Echoing this sentiment, Russo expresses his appreciation for working with Kingery and Dharmendra Mishra, associate professor of food science, as well as the students. “FEMI has the capabilities and the right educational staff, but the bonus has been seeing students eager to jump on board and participate in making a meaningful impact on the climate.”

students work on products from start to finish

FEMI student helps develop Boilermaker hot sauce formula Student helping develop Boilermaker Hot Sauce formula
Students bottling final product of Boilermaker Gold Edition hot sauce. Students bottling final product of Boilermaker Gold Edition Hot Sauce in Skidmore Lab

As the seaweed-based feed project progresses into its next testing phase, both FEMI and CH4 Global are excited to explore potential product possibilities and new avenues for expanding their partnership.

Featured Stories

Measuring soil in a field
New Indiana Organic Network to engage farmers in statewide soil health census

A Purdue University interdisciplinary team is establishing a network of organic farmers to...

Read More
Senior Kayla Grennes stands in cap and sash in Purdue Greenhouse
The COVID-19 Class: Born a Boilermaker senior persists to find her fit at Purdue

The “COVID-19 Class” is a mini-series documenting the experiences of three members of...
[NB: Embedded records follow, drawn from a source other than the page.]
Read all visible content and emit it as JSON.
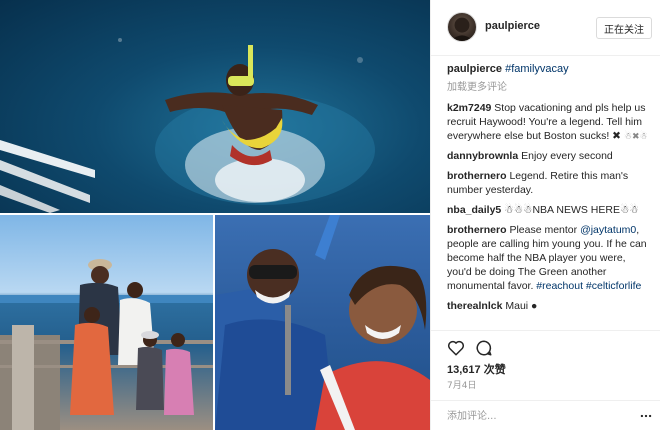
{
  "post": {
    "username": "paulpierce",
    "follow_label": "正在关注",
    "caption": {
      "username": "paulpierce",
      "hashtag": "#familyvacay"
    },
    "load_more_label": "加载更多评论",
    "comments": [
      {
        "username": "k2m7249",
        "text": "Stop vacationing and pls help us recruit Haywood! You're a legend. Tell him everywhere else but Boston sucks! ✖",
        "extra": "☃✖☃"
      },
      {
        "username": "dannybrownla",
        "text": "Enjoy every second"
      },
      {
        "username": "brothernero",
        "text": "Legend. Retire this man's number yesterday."
      },
      {
        "username": "nba_daily5",
        "text": "☃☃☃NBA NEWS HERE☃☃"
      },
      {
        "username": "brothernero",
        "text_before": "Please mentor ",
        "mention": "@jaytatum0",
        "text_after": ", people are calling him young you. If he can become half the NBA player you were, you'd be doing The Green another monumental favor. ",
        "tag1": "#reachout",
        "tag2": "#celticforlife"
      },
      {
        "username": "therealnlck",
        "text": "Maui ●"
      }
    ],
    "likes_count": "13,617",
    "likes_unit": "次赞",
    "date": "7月4日",
    "add_comment_placeholder": "添加评论...",
    "icons": {
      "like": "heart-icon",
      "comment": "comment-icon",
      "more": "more-options-icon"
    }
  }
}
Read More
gravel road through a variety of agricultural farm fields
Highlights from our 2024 Agronomy Clubs & Teams Competitions and Meetings

Highlights from our 2024 Agronomy Clubs & Teams Competitions and Meetings

Read More
Purdue University PhD student Chance Clark (left), agronomy professor Jianxin Ma and their associates have discovered two long, noncoding RNA genes in soybeans that control multiple desirable traits for crops.
Gene seekers discover atypical genes that control multiple valuable soybean traits

A team led by Purdue University soybean geneticist Jianxin Ma has developed a new...

Read More
Against a black backdrop, three dozen egg carton are neatly arranged to surround many loose brown eggs
Butcher Block adds eggs from chickens fed orange corn

The Boilermaker Butcher Block’s selections will now include farm fresh eggs laid by Purdue...

Read More
Different varieties of rice growing in a field
Machine-learning model demonstrates effect of public breeding on rice yields in climate change

Climate change, extreme weather events, unprecedented records in temperatures and higher, acidic...

Read More
To Top